Ellen G. White: The Early Elmshaven Years: 1900-1905 (vol. 5)


Testimonies for the Church, Volume 7

While Ellen White was on the precarious winter trip to New York just at the close of 1901, Marian Davis was busy at Elmshaven drawing materials together for consideration for the proposed new Testimony volume. In a brief note to her, W. C. White, in the East, wrote on December 20: 5BIO 177.1

I am much pleased with the work you are doing on Testimony No. 35, and I can only say, go forward with good courage. Give the matter room to be well and clearly presented. 5BIO 177.2

There is a movement on foot for the establishment of many more sanitariums; this will make it important for us to bring out in the next Testimony very fully what Mother has written on the erection and management of sanitariums.—18 WCW, p. 174. 5BIO 177.3

Quietly through the next few months the work progressed. Writing to Dr. and Mrs. Kress in late April, Ellen White reported: 5BIO 177.4

At times my brain is so intensely active that it seems impossible for me to write the ideas as fast as they come to me.... I have four workers at work for me, besides my son.... I have much to place in their hands.—Letter 68, 1902. 5BIO 177.5

As the work progressed on Testimony No. 35, articles on soul winning—the theme ever uppermost in Ellen White's mind—took the lead. There were appeals for lay families to move to new territories and, as they engaged in making a livelihood, let their light shine. There were the needs of the great cities; the church should delay no longer in its thrust in a strong work in soul-winning activity. Articles on family worship and married life needed to be written. 5BIO 177.6

The manuscript for the section on sanitarium work encompassed the whole world field in its appeals and included instruction on starting medical institutions, their location, and their operation. It also came to grips with a declining of the spiritual experience of personnel in the church's older medical institutions. 5BIO 177.7

With health-food manufacturing burgeoning and with the starting and operation of vegetarian restaurants, a section of the new book was appropriately given to this rapidly developing phase of the work. 5BIO 178.1

Problems in the publishing institutions abounded, and there was need for counsels dealing with situations from “the object of our publications” to “commercial work,” with the devastating effects of some of the demoralizing literature published; from the making of translations to “avoiding debt” and the threat of consolidation. 5BIO 178.2

Volume 7 of the Testimonies was to bring to the attention of all believers the importance of the much-neglected work—the work for blacks—in the Southern part of the United States.
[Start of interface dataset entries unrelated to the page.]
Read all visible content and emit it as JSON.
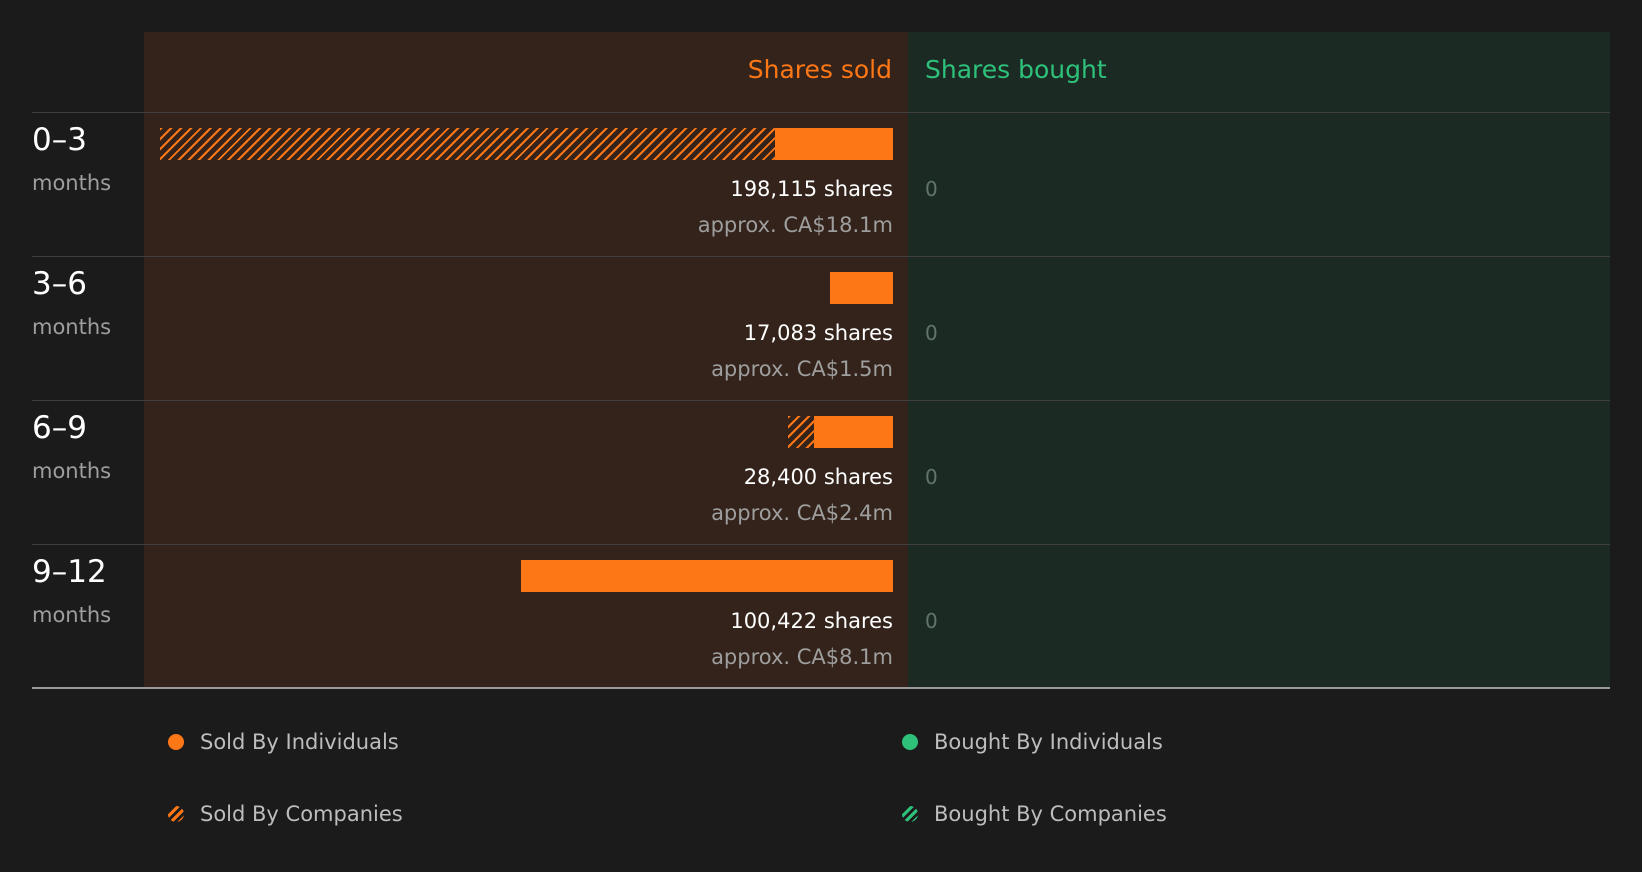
{
  "colors": {
    "sold": "#fe7716",
    "bought": "#2ec17a",
    "sold_bg": "#33231b",
    "bought_bg": "#1b2b24",
    "background": "#1b1b1b"
  },
  "chart_data": {
    "type": "bar",
    "orientation": "horizontal",
    "layout": "diverging",
    "headers": {
      "sold": "Shares sold",
      "bought": "Shares bought"
    },
    "categories": [
      {
        "period": "0–3",
        "unit": "months",
        "sold_label": "198,115 shares",
        "sold_value_label": "approx. CA$18.1m",
        "bought_label": "0"
      },
      {
        "period": "3–6",
        "unit": "months",
        "sold_label": "17,083 shares",
        "sold_value_label": "approx. CA$1.5m",
        "bought_label": "0"
      },
      {
        "period": "6–9",
        "unit": "months",
        "sold_label": "28,400 shares",
        "sold_value_label": "approx. CA$2.4m",
        "bought_label": "0"
      },
      {
        "period": "9–12",
        "unit": "months",
        "sold_label": "100,422 shares",
        "sold_value_label": "approx. CA$8.1m",
        "bought_label": "0"
      }
    ],
    "series": [
      {
        "name": "Sold By Individuals",
        "side": "sold",
        "pattern": "solid",
        "values": [
          31900,
          17083,
          21400,
          100422
        ]
      },
      {
        "name": "Sold By Companies",
        "side": "sold",
        "pattern": "hatched",
        "values": [
          166215,
          0,
          7000,
          0
        ]
      },
      {
        "name": "Bought By Individuals",
        "side": "bought",
        "pattern": "solid",
        "values": [
          0,
          0,
          0,
          0
        ]
      },
      {
        "name": "Bought By Companies",
        "side": "bought",
        "pattern": "hatched",
        "values": [
          0,
          0,
          0,
          0
        ]
      }
    ],
    "xlim": [
      0,
      198115
    ]
  },
  "legend": [
    {
      "label": "Sold By Individuals",
      "icon": "solid-dot-orange"
    },
    {
      "label": "Bought By Individuals",
      "icon": "solid-dot-green"
    },
    {
      "label": "Sold By Companies",
      "icon": "hatched-dot-orange"
    },
    {
      "label": "Bought By Companies",
      "icon": "hatched-dot-green"
    }
  ]
}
In a series of five articles published in the Review and Herald late in 1895, Ellen White had made an earnest appeal for a strong work in the South. Now having traveled through Louisiana, Mississippi, and Tennessee in 1901, and visiting Tennessee again in early 1902, she devoted a section to the Southern field in which she brought to the church the fact that “the proclamation that freed the slaves in the Southern States opened doors through which Christian workers should have entered to tell the story of the love of God.”—Testimonies for the Church 7:222. She called for “a hundred workers where now there is but one” (Ibid., 7:224). 5BIO 178.3
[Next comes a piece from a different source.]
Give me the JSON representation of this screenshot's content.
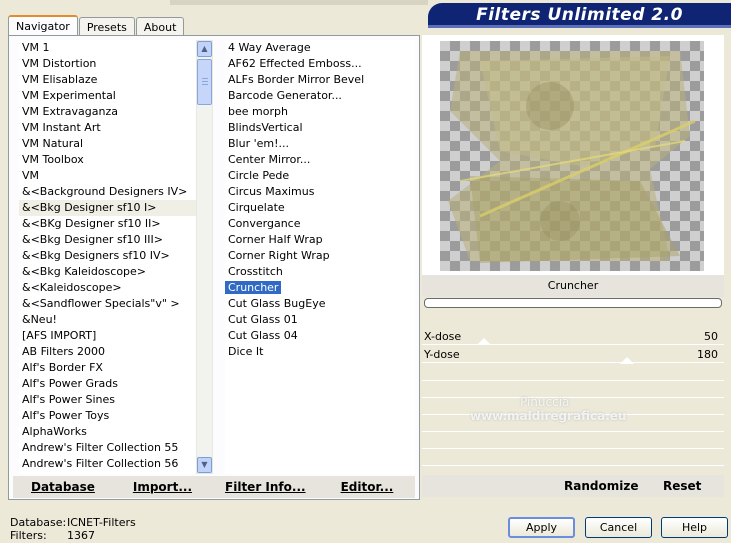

The closing section of the manuscript presented many lines of practical counsel to workers of the church in various capacities, and closed with an appeal for a “workers’ fund,” which materialized in 1911 as the “sustentation fund.” Through August and early September intensive work was done on the manuscripts, not only for volume seven, but also for Education. Ellen White informed her friends that they had not been forgotten, but she was just too busy to correspond with them (Letters 133 and 141, 1902). W. C. White told of spending ten days reading manuscripts and selecting matter for Testimony No. 35. He was to leave with his mother on September 8 to attend the Los Angeles camp meeting, and he spoke of their desire “to get this work so far along that one person remaining” at Elmshaven could “see it through the press” (20 WCW, p. 390). 5BIO 178.4

She was delighted to see Willie working so hard on her books, and she wrote to Elder Daniells on September 5: 5BIO 179.1
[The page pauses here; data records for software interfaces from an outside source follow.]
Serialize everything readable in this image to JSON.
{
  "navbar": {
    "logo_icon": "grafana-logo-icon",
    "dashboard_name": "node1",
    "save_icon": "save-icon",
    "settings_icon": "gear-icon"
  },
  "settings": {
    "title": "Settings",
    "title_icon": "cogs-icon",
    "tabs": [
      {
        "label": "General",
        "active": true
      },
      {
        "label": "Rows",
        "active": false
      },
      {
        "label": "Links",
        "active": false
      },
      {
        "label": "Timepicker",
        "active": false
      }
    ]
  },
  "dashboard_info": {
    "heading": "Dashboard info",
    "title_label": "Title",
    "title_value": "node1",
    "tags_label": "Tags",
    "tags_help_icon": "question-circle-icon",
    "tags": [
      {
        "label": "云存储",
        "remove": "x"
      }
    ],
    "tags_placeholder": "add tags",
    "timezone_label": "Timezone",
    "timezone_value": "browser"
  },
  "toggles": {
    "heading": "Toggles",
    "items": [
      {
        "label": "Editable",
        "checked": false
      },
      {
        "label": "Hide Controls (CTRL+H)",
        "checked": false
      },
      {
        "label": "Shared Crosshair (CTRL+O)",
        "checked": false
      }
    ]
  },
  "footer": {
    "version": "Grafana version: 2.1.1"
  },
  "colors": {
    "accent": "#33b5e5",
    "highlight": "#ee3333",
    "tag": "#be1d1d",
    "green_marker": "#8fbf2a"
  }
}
For the first time since returning to this country, Willie has taken hold of my book work in earnest. All our helpers are doing excellent work in this line. The preparation of the book Education and Testimony for the Church No. 35 has held me close at home for several weeks.—Letter 138, 1902. 5BIO 179.2

In mid-December Testimonies for the Church, volume 7, came from the press, and W. C. White, when he received a copy in Battle Creek, commented: 5BIO 179.3

It is indeed a fine book. The matter is precious. Its arrangement is good, the paper and printing are fair, and the binding is excellent. I'm sure our people will be glad to get it, and that it will be studied very diligently.—WCW to C. C. Crisler, Maggie Hare, and M. A. Davis, December 17, 1902.—20 WCW, p. 605. 5BIO 179.4